Cannabinoids are naturally occurring molecules that interact with the endocannibinoid system (ECS). Discovered in the early 1990’s, the ECS is a system of cannabinoid receptors (CB1 and CB2) that interacts with cannabinoid molecules. CB1 receptors are predominantly found in the brain and spinal cord (central nervous system) and CB2 receptors are found in the peripheral nervous system, organs and particularly in the immune system. By interacting with the cannabinoid receptor system, cannabinoids can result in changes in our physiology.
Cannabis plants have been shown in laboratory studies to produce 144 different cannabinoids. Combinations of cannabinoids are thought to lead to a phenomenon known as the ‘entourage effect’, whereas different combinations of phytocannabinoids lead to different physiological changes in combinations.
What is CBD?

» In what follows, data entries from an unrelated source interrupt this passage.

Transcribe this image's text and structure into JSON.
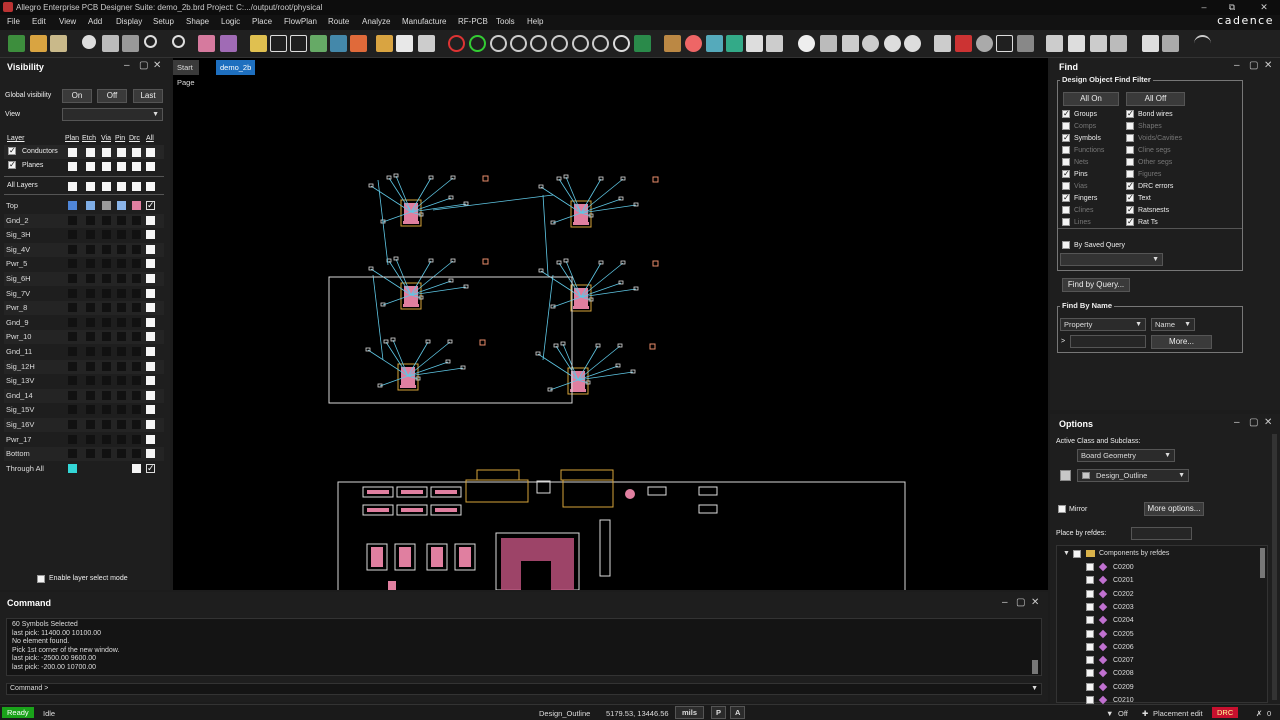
{
  "window": {
    "title": "Allegro Enterprise PCB Designer Suite: demo_2b.brd  Project: C:.../output/root/physical",
    "brand": "cadence"
  },
  "menu": [
    "File",
    "Edit",
    "View",
    "Add",
    "Display",
    "Setup",
    "Shape",
    "Logic",
    "Place",
    "FlowPlan",
    "Route",
    "Analyze",
    "Manufacture",
    "RF-PCB",
    "Tools",
    "Help"
  ],
  "visibility": {
    "title": "Visibility",
    "global_label": "Global visibility",
    "btn_on": "On",
    "btn_off": "Off",
    "btn_last": "Last",
    "view_label": "View",
    "view_value": "",
    "col_layer": "Layer",
    "col_plan": "Plan",
    "col_etch": "Etch",
    "col_via": "Via",
    "col_pin": "Pin",
    "col_drc": "Drc",
    "col_all": "All",
    "conductors": "Conductors",
    "planes": "Planes",
    "all_layers": "All Layers",
    "layers": [
      "Top",
      "Gnd_2",
      "Sig_3H",
      "Sig_4V",
      "Pwr_5",
      "Sig_6H",
      "Sig_7V",
      "Pwr_8",
      "Gnd_9",
      "Pwr_10",
      "Gnd_11",
      "Sig_12H",
      "Sig_13V",
      "Gnd_14",
      "Sig_15V",
      "Sig_16V",
      "Pwr_17",
      "Bottom",
      "Through All"
    ],
    "enable_select": "Enable layer select mode"
  },
  "tabs": [
    "Start Page",
    "demo_2b"
  ],
  "find": {
    "title": "Find",
    "filter_title": "Design Object Find Filter",
    "all_on": "All On",
    "all_off": "All Off",
    "left": [
      {
        "label": "Groups",
        "checked": true
      },
      {
        "label": "Comps",
        "checked": false
      },
      {
        "label": "Symbols",
        "checked": true
      },
      {
        "label": "Functions",
        "checked": false
      },
      {
        "label": "Nets",
        "checked": false
      },
      {
        "label": "Pins",
        "checked": true
      },
      {
        "label": "Vias",
        "checked": false
      },
      {
        "label": "Fingers",
        "checked": true
      },
      {
        "label": "Clines",
        "checked": false
      },
      {
        "label": "Lines",
        "checked": false
      }
    ],
    "right": [
      {
        "label": "Bond wires",
        "checked": true
      },
      {
        "label": "Shapes",
        "checked": false
      },
      {
        "label": "Voids/Cavities",
        "checked": false
      },
      {
        "label": "Cline segs",
        "checked": false
      },
      {
        "label": "Other segs",
        "checked": false
      },
      {
        "label": "Figures",
        "checked": false
      },
      {
        "label": "DRC errors",
        "checked": true
      },
      {
        "label": "Text",
        "checked": true
      },
      {
        "label": "Ratsnests",
        "checked": true
      },
      {
        "label": "Rat Ts",
        "checked": true
      }
    ],
    "by_saved_query": "By Saved Query",
    "find_by_query": "Find by Query...",
    "find_by_name": "Find By Name",
    "property": "Property",
    "name": "Name",
    "prompt": ">",
    "more": "More..."
  },
  "options": {
    "title": "Options",
    "active_class": "Active Class and Subclass:",
    "class_value": "Board Geometry",
    "subclass_value": "Design_Outline",
    "mirror": "Mirror",
    "more_options": "More options...",
    "place_by_refdes": "Place by refdes:",
    "tree_root": "Components by refdes",
    "refdes": [
      "C0200",
      "C0201",
      "C0202",
      "C0203",
      "C0204",
      "C0205",
      "C0206",
      "C0207",
      "C0208",
      "C0209",
      "C0210"
    ]
  },
  "command": {
    "title": "Command",
    "log": [
      "60 Symbols Selected",
      "last pick:  11400.00 10100.00",
      "No element found.",
      "Pick 1st corner of the new window.",
      "last pick:  -2500.00 9600.00",
      "last pick:  -200.00 10700.00"
    ],
    "prompt": "Command >"
  },
  "status": {
    "ready": "Ready",
    "idle": "Idle",
    "subclass": "Design_Outline",
    "coords": "5179.53, 13446.56",
    "units": "mils",
    "p": "P",
    "a": "A",
    "off": "Off",
    "placement_edit": "Placement edit",
    "drc": "DRC",
    "count": "0"
  },
  "colors": {
    "ready_bg": "#1aa31a",
    "drc_bg": "#c8102e",
    "tab_active": "#1e6fbf",
    "ratsnest": "#5fc8e6",
    "pad": "#e07fa0",
    "outline": "#d8d8d8"
  }
}
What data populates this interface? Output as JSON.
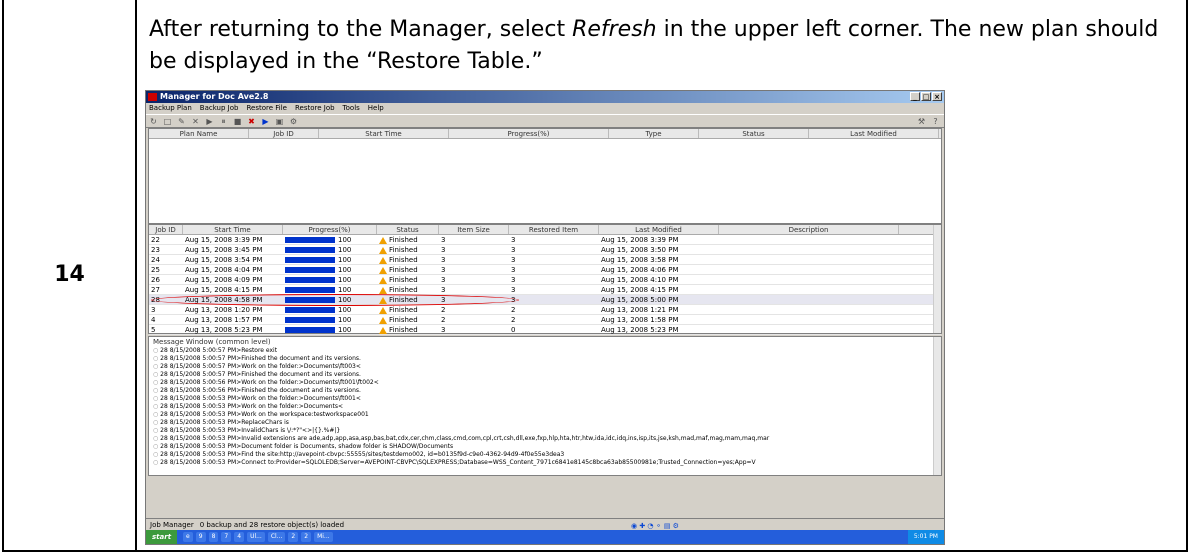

CBD, or cannabidiol, is the second most prevalent cannabinoid found in cannabis plants. Unlike THC (found in marijuana), CBD does not cause a ‘high’. According to Dr. Peter Greenspoon and published at health.harvard.edu:
“CBD is commonly used to address anxiety, and for patients who suffer through the misery of insomnia, studies suggest that CBD may help with both falling asleep and staying asleep.
CBD may offer an option for treating different types of chronic pain. A study from the European Journal of Pain showed, using an animal model, CBD applied on the skin could help lower pain and inflammation due to arthritis. Another study demonstrated the mechanism by which CBD inhibits inflammatory and neuropathic pain, two of the most difficult types of chronic pain to treat. More study in humans is needed in this area to substantiate the claims of CBD proponents about pain control.”
The cannabis plant and other plants produce cannabinoids, which interact with our body's receptors. These plant cannabinoids are known as phyto-cannabinoids. Phyto is a prefix that means "pertaining to derived from plants". they are categorized as any plant-derived natural product with the capability to directly interact with the body's cannabinoid receptors or chare chemical similarity with cannabinoids.
The endocannabinoid system (ECS) is a biological system composed of endocannabinoids, which are endogenous lipid-based retrograde neurotransmitters that bind to cannabinoid receptors, and cannabinoid receptor proteins that are expressed throughout the vertebrate central nervous system (including the brain) and peripheral nervous system. The endocannabinoid system remains under preliminary research, but may be involved in regulating physiological, appetite, pain-sensation, and in mediating the pharmacological effects of cannabis.
THC (tetrahydrocannabinol) is an active ingredient in marijuana and the most well-known entry on any cannabinoids list. This is because it’s the cannabinoid that makes people euphoric, hungry, and high.
When Dr. Mechoulam first discovered CBD, he was actually on the hunt for THC. This is because he was trying to discover the mechanism behind marijuana’s psychoactive effects. A year after isolating CBD, he finally isolated THC – making it possible to study this cannabinoid and the way it affects the body and brain.
Since then, THC has generated a firestorm of research and controversy. It’s been banned in many places for its psychoactive properties while also being approved (in its synthetic form) to be used for nausea and weight loss in cancer and AIDS patients.
Controversy aside, THC remains one of the most popular and well-known cannabinoids in marijuana.